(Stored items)
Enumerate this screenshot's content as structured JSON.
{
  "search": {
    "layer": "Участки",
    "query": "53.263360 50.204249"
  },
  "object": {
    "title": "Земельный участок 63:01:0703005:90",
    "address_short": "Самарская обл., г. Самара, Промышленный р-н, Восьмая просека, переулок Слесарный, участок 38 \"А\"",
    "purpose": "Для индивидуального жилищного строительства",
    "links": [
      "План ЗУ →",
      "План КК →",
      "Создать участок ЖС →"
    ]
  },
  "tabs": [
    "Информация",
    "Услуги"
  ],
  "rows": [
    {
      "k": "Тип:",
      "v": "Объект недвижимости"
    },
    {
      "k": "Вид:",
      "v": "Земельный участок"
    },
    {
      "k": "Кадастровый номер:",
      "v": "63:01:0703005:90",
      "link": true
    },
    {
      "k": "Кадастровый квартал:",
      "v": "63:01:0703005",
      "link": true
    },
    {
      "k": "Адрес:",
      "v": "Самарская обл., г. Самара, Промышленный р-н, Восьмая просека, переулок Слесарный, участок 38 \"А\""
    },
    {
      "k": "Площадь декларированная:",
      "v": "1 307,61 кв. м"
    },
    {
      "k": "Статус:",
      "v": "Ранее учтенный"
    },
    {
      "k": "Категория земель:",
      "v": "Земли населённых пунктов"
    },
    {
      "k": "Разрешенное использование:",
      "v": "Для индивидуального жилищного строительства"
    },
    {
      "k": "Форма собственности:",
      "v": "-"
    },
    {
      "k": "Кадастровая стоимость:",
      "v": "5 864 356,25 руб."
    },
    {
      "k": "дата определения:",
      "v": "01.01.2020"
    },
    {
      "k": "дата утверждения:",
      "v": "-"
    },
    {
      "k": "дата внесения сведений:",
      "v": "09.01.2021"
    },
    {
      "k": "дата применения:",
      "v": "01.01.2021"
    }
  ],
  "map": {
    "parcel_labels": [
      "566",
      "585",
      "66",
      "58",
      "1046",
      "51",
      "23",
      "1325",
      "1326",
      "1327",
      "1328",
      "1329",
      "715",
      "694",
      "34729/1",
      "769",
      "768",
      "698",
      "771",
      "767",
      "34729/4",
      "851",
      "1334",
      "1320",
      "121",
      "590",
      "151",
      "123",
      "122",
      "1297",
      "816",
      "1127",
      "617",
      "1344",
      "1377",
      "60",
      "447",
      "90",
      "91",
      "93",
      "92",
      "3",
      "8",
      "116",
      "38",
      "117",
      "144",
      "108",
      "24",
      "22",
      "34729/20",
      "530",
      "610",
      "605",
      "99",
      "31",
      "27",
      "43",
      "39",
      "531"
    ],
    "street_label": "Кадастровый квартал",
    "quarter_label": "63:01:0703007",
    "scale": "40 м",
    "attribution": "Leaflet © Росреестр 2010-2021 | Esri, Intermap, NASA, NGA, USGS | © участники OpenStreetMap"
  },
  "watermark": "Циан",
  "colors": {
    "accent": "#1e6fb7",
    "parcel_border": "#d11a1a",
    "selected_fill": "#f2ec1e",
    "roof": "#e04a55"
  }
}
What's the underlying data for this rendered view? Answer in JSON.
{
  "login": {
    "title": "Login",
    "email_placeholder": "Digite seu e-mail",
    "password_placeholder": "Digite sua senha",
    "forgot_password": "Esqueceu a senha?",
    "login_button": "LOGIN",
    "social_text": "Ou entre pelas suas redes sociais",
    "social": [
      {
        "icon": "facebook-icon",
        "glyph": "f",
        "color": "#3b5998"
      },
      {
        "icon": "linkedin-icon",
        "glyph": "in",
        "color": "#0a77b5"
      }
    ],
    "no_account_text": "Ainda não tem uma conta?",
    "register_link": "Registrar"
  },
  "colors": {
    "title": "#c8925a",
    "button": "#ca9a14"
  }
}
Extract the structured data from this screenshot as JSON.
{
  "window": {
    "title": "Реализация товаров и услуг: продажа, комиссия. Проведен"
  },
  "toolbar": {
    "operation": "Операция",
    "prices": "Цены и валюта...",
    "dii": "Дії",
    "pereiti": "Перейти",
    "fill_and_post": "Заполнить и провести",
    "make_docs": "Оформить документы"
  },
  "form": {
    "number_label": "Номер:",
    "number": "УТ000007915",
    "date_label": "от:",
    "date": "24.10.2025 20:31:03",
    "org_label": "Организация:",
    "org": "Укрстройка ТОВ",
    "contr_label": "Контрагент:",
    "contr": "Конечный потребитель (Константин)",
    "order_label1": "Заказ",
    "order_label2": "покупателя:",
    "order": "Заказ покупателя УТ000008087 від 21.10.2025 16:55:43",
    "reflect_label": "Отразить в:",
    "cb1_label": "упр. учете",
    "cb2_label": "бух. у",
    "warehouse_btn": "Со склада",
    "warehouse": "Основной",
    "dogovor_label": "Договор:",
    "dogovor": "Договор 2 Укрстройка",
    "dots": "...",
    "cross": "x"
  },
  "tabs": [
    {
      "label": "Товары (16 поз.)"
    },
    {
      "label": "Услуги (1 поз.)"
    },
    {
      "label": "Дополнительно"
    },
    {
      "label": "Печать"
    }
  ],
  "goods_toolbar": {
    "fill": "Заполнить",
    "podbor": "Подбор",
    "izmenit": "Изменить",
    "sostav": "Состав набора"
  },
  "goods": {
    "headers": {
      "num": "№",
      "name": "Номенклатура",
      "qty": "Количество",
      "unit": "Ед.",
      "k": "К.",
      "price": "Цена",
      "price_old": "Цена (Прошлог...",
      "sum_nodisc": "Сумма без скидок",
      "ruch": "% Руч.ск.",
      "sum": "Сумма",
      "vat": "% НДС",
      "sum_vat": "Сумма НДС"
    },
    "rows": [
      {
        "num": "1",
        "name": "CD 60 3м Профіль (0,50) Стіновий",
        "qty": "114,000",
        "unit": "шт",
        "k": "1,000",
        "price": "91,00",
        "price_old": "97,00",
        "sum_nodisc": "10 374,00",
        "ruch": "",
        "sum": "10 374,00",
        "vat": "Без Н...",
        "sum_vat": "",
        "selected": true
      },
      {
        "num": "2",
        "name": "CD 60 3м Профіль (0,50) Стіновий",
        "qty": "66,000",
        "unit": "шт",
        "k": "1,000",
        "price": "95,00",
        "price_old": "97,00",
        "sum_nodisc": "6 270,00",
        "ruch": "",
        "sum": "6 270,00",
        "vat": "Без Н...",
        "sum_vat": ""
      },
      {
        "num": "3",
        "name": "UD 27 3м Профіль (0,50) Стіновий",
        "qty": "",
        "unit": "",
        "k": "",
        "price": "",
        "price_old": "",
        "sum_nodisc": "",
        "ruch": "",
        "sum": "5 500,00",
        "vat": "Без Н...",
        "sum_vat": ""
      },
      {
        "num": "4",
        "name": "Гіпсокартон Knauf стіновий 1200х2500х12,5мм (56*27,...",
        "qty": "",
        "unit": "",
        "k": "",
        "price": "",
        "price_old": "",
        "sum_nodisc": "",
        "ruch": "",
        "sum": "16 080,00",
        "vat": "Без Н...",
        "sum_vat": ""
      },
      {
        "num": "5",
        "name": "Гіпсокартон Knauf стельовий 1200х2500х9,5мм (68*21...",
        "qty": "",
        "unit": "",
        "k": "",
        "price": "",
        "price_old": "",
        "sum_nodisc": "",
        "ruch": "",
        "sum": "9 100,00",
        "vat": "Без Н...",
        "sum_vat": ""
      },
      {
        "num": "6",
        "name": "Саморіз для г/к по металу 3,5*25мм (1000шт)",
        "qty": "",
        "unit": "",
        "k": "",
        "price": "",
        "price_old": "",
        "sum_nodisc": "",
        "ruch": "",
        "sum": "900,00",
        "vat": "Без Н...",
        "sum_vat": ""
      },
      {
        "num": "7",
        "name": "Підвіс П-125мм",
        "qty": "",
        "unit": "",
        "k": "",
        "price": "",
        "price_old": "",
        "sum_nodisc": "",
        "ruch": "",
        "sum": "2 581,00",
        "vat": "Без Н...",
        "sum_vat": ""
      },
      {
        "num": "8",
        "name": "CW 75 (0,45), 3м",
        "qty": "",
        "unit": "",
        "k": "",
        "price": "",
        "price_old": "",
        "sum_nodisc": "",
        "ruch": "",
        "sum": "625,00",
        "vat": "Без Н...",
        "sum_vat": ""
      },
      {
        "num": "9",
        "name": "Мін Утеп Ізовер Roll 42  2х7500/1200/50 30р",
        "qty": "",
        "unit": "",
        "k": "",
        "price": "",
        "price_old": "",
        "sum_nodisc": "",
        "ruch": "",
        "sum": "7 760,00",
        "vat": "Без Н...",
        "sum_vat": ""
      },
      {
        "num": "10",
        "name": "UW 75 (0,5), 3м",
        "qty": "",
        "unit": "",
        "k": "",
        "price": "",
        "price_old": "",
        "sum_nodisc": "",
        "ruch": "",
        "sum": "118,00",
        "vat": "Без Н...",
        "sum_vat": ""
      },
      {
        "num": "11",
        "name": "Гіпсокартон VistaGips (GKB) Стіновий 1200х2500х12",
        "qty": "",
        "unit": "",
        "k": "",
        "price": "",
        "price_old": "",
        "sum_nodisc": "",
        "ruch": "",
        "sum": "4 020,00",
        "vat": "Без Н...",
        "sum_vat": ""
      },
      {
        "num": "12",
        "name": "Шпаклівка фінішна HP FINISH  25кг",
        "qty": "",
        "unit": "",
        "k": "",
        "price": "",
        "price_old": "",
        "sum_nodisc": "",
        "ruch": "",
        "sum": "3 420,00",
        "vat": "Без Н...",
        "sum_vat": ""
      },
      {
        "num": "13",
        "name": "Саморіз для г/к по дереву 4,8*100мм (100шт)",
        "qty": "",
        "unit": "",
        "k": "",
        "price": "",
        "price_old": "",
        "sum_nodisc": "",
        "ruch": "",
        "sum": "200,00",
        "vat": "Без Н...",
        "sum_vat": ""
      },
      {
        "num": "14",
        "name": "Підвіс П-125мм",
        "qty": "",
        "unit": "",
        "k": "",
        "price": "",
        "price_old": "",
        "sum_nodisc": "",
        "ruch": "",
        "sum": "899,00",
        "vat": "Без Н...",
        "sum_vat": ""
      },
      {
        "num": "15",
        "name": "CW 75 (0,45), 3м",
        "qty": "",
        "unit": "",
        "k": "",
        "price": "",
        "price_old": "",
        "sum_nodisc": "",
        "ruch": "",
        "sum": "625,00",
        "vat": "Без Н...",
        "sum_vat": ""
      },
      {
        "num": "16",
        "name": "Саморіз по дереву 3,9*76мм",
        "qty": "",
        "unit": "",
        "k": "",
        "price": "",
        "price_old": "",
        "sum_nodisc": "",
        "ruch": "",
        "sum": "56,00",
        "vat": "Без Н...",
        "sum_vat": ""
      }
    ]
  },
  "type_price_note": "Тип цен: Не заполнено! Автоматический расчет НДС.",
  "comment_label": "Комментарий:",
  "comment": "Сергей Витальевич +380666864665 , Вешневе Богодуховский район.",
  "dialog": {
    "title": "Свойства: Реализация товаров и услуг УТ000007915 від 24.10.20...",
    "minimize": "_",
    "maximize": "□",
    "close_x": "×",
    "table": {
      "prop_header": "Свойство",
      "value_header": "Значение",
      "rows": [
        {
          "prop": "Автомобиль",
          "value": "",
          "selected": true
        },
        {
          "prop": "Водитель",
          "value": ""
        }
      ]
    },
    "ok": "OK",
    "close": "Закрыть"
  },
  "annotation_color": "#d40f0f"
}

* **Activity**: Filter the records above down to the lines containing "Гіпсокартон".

* **Answer section**:
        "name": "Гіпсокартон Knauf стіновий 1200х2500х12,5мм (56*27,...",
        "name": "Гіпсокартон Knauf стельовий 1200х2500х9,5мм (68*21...",
        "name": "Гіпсокартон VistaGips (GKB) Стіновий 1200х2500х12",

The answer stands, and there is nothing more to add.